▸ **Task brief**:
Return all of the data exactly, omitting any images.

▸ **Material supplied**:
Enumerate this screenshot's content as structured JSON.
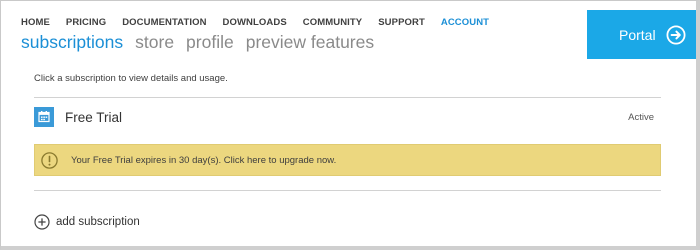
{
  "topnav": {
    "items": [
      {
        "label": "HOME"
      },
      {
        "label": "PRICING"
      },
      {
        "label": "DOCUMENTATION"
      },
      {
        "label": "DOWNLOADS"
      },
      {
        "label": "COMMUNITY"
      },
      {
        "label": "SUPPORT"
      },
      {
        "label": "ACCOUNT"
      }
    ],
    "active": "ACCOUNT"
  },
  "subnav": {
    "items": [
      {
        "label": "subscriptions"
      },
      {
        "label": "store"
      },
      {
        "label": "profile"
      },
      {
        "label": "preview features"
      }
    ],
    "active": "subscriptions"
  },
  "portal": {
    "label": "Portal",
    "icon": "arrow-right-circle-icon"
  },
  "main": {
    "hint": "Click a subscription to view details and usage.",
    "subscription": {
      "name": "Free Trial",
      "status": "Active",
      "icon": "calendar-icon"
    },
    "warning": {
      "text": "Your Free Trial expires in 30 day(s). Click here to upgrade now.",
      "icon": "warning-icon"
    },
    "add": {
      "label": "add subscription",
      "icon": "plus-circle-icon"
    }
  },
  "colors": {
    "accent": "#1b8fd6",
    "portal_bg": "#1ba8e7",
    "warning_bg": "#ecd77f",
    "subscription_icon_bg": "#3a9ad8"
  }
}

▸ **Result**:
Enumerate this screenshot's content as structured JSON.
{
  "topnav": {
    "items": [
      {
        "label": "HOME"
      },
      {
        "label": "PRICING"
      },
      {
        "label": "DOCUMENTATION"
      },
      {
        "label": "DOWNLOADS"
      },
      {
        "label": "COMMUNITY"
      },
      {
        "label": "SUPPORT"
      },
      {
        "label": "ACCOUNT"
      }
    ],
    "active": "ACCOUNT"
  },
  "subnav": {
    "items": [
      {
        "label": "subscriptions"
      },
      {
        "label": "store"
      },
      {
        "label": "profile"
      },
      {
        "label": "preview features"
      }
    ],
    "active": "subscriptions"
  },
  "portal": {
    "label": "Portal",
    "icon": "arrow-right-circle-icon"
  },
  "main": {
    "hint": "Click a subscription to view details and usage.",
    "subscription": {
      "name": "Free Trial",
      "status": "Active",
      "icon": "calendar-icon"
    },
    "warning": {
      "text": "Your Free Trial expires in 30 day(s). Click here to upgrade now.",
      "icon": "warning-icon"
    },
    "add": {
      "label": "add subscription",
      "icon": "plus-circle-icon"
    }
  },
  "colors": {
    "accent": "#1b8fd6",
    "portal_bg": "#1ba8e7",
    "warning_bg": "#ecd77f",
    "subscription_icon_bg": "#3a9ad8"
  }
}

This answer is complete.